Those clients are SME’s?
No, they cannot be considered that. They are people with small businesses, many times there’s not even a company yet, just a small space or people who work as freelancers.
What about international exchanges between universities?
We believe that these exchanges make a difference between us and other universities. Those interactions offer more to our students than what we have to offer here in Mozambique. We have many agreements, only a few days ago we reached an understanding with Fundação Dom Cabral in Brazil and with it we are trying to propose to students the possibility of attending management and financing courses. We also have covenants with other Federal Universities in Brazil and Public Universities in Portugal also, mainly ISCTE and Lisbon Technical University.
What can Universidade Politécnica offer to foreign students?
We believe universities should reciprocate services and not be dependent of one-sided relations. We went to Angola, for example, to discuss a covenant but the process didn’t go through, since we don’t see things eye to eye. We want to work with Portuguese-speaking countries. Brazil, for instance, is open to cultural exchanges, since it has been working with Portuguese universities for some time now. In conclusion, this exchange provides quality to our students and teachers, but we want to be able to do the same for other partner countries and universities.
What are the areas you aim to offer to international students?
Due to globalization there is no hi-tech activity we can, at the moment, offer. But in what concerns the social and human studies we can exchange knowledge with international universities, as well as government and politics or culture. Many times we receive research students from universities whose fields of research are well-known to us and we could help out, offering our services and expertise in this areas.
Where do you see the university in 2-3 years?

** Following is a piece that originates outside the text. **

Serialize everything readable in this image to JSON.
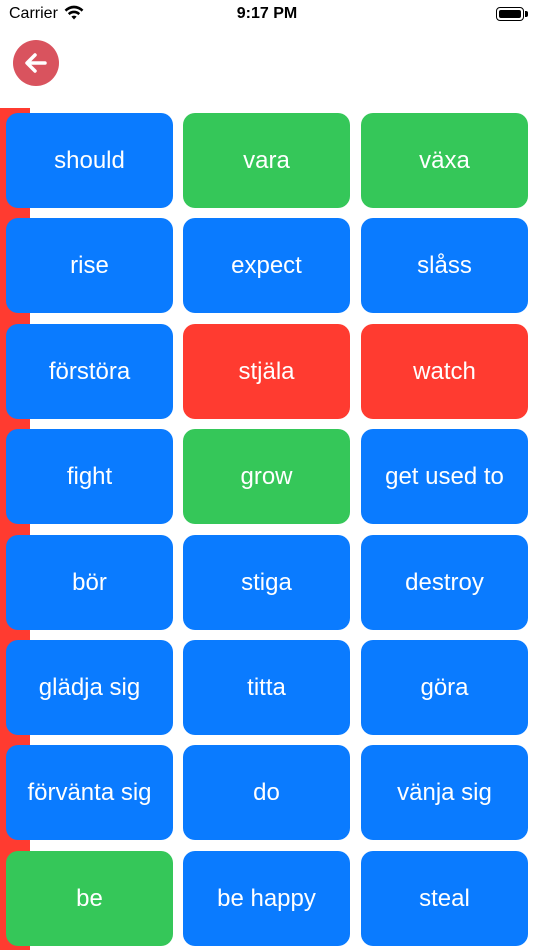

We just celebrated our 20 years in business and we held a meeting to discuss everything we have done so far and what we still want to accomplish. We got to the conclusion that it is crucial to prepare a handover. The current group of managers will not stay in power for long and university management is a serious business. Many times we mix university management with politics management and this doesn’t help the university setting of the country. Secondly, we think that it is a must to improve teacher’s qualifications and, lastly, to make our university a center of excellence.